- _Your objective_: In the records below, find each line containing the word "shortcut" and copy it.

Web page and app entries:
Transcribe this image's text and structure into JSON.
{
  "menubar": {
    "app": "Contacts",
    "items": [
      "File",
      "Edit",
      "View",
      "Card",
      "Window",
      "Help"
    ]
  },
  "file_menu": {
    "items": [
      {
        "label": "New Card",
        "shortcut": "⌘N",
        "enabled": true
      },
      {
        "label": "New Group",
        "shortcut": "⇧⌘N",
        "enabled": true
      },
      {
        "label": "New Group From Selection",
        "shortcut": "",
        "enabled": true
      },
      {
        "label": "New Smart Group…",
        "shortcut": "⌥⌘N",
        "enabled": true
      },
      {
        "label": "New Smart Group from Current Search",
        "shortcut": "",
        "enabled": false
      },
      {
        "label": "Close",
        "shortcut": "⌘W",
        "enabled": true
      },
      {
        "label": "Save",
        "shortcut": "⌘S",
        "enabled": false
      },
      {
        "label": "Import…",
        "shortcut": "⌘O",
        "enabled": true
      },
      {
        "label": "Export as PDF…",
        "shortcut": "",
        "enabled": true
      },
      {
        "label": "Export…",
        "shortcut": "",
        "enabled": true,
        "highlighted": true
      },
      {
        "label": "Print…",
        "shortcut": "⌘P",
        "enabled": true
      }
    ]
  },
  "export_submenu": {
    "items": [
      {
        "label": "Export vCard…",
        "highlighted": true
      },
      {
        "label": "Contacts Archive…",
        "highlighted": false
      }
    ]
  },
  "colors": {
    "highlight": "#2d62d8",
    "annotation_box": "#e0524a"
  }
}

- _Solved problem_:
        "shortcut": "⌘N",
        "shortcut": "⇧⌘N",
        "shortcut": "",
        "shortcut": "⌥⌘N",
        "shortcut": "",
        "shortcut": "⌘W",
        "shortcut": "⌘S",
        "shortcut": "⌘O",
        "shortcut": "",
        "shortcut": "",
        "shortcut": "⌘P",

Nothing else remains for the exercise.